variable region (V) the narrower end of the chain forming the antibody
constant region (C) the larger end of the chain forming the antibody
antigen binding site the variable regions of the heavy and light chains in the antibody combine to form this site, shaped to fit its specific antigen
antibody classes IgM, IgA, IgD, IgG, IgE
antibody function complement fixation, neutralization, agglutination, precipitation
neutralization when antibodies bind to specific sites on bacterial exotoxins, blocking harmful effects of the exotoxin or virus
agglutination clumping of the foreign cells (as in blood transfusions of incorrect blood type)
precipitation immobilized antigen molecules
antigen presentation the process of the "T cell" recognizing self and activating correct response
cytotoxic (killer) T cells specialize in killing virus infected, cancer or foreign graft cells; release perforins and granzymes
helper T cells act as directors or managers of the immune system
regulatory T cells suppressor T cells; release chemicals that suppress activity of both T and B cells, vital for winding down and stopping immune response
autografts tissue grafts transplanted from one site to another in the same person
isografts tissue grafts donated by genetically identical person
allografts tissue grafts taken from a person other than identical twin
xenografts tissue grafts harvested from a different animal species
immunosuppressive therapy medications to prevent organ or tissue rejection
autoimmune diseases MS, myasthenia gravis, Graves' disease, Type 1 diabetes, SLE, glomerulonephritis, RA
allergies (hypersensitivities) abnormaly vigorous immune responses in which immune system causes tissue damage as it fights off threat that would otherwise be harmless to the body
immediate hypersensitivity (acute) flood of histamine bind to mast cells, blood vessels become dilated and leaky, largely to blame for symptoms of allergy
anaphylactic shock occurs when the allergen directly enters the blood and circulates rapidly thru the body
delayed hypersensitivities cytokines released by activated T cells, antihistamines are not helpful; such as contact dermatitis
allergic contact dermatitis the reaction to allergens that are touched; the reaction of the TB antigen
immunodeficiencies congenital and acquired conditions in which the production or function of immune cells or complement is abnormal

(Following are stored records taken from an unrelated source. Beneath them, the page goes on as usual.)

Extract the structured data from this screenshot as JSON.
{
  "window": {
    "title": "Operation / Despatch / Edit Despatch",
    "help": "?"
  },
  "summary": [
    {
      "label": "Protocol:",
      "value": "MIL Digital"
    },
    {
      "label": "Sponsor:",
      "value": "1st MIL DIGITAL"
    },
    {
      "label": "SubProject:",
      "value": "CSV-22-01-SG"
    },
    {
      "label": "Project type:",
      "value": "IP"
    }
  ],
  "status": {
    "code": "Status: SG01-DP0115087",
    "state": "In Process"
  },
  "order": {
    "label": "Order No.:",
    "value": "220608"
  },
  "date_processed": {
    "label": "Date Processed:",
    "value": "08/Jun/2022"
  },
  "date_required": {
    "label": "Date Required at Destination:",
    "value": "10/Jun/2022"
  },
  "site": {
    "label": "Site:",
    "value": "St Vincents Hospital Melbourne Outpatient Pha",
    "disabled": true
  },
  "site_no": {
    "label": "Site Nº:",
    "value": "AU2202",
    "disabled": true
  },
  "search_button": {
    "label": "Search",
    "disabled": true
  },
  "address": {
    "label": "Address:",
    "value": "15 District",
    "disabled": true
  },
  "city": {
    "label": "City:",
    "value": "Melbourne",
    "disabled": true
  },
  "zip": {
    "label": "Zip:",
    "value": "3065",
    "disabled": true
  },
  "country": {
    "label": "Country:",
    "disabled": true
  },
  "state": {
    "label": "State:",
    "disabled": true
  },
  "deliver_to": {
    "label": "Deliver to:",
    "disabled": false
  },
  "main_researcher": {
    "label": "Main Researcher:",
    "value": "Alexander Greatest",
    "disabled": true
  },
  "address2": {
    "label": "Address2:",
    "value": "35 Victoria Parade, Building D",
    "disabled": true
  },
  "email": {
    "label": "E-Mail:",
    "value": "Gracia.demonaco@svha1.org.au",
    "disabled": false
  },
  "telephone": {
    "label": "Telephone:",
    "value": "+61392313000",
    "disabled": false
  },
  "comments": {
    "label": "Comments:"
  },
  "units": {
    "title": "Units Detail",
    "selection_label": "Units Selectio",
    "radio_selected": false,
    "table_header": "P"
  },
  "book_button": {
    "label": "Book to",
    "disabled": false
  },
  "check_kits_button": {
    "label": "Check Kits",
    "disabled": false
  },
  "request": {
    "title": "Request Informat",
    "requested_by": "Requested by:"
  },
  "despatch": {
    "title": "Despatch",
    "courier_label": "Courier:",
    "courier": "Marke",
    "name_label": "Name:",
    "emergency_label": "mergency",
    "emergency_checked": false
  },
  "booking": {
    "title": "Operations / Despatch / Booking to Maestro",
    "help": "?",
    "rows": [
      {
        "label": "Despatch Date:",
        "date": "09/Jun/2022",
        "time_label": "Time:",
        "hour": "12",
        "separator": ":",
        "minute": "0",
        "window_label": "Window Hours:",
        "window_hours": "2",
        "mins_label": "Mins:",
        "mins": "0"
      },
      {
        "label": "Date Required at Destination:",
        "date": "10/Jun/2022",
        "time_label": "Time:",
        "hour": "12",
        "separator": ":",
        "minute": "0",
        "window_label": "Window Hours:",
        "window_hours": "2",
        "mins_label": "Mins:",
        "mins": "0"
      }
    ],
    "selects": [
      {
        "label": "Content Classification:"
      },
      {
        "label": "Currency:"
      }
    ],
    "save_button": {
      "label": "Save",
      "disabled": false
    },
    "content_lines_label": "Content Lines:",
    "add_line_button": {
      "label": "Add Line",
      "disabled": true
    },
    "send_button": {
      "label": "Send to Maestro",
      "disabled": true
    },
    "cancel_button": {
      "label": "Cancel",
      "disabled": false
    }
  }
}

severe combined immunodeficiency disease (SCID) deficit of both B and T cells, no protection against pathogens of any type (bubble boy)
acquired immune deficiency syndrome (AIDS) most devastating of the acquired immunodeficiences, cripples the immune system by interefering with the activity of helper T cells
complete antigens provoke an immune response and bind with products of that response (antibodies or sensitized lymphocytes)
granzymes protein digesting enzymes
IgD important in activation of B cell; always attached to B cell
IgM attached to B cell; free in plasma; serves as antigen receptor, released during primary respnse; agglutinating agent, fixes complement
IgG most abundant antibody in plasma; main antibody in both primary and secondary rsponse, crosses placenta
IgA monomer in plasma, dimer in secretions such as saliva, tears, intestinal juice, milk; bathes and protects mucosal surfaces from pathogens
IgE secreted by plasma cells in skin, mucosa of gastrointestinal and respiratory tracts, tonsils; binds to mast cells and basophils, tirggers release of histamine
Created by: erosok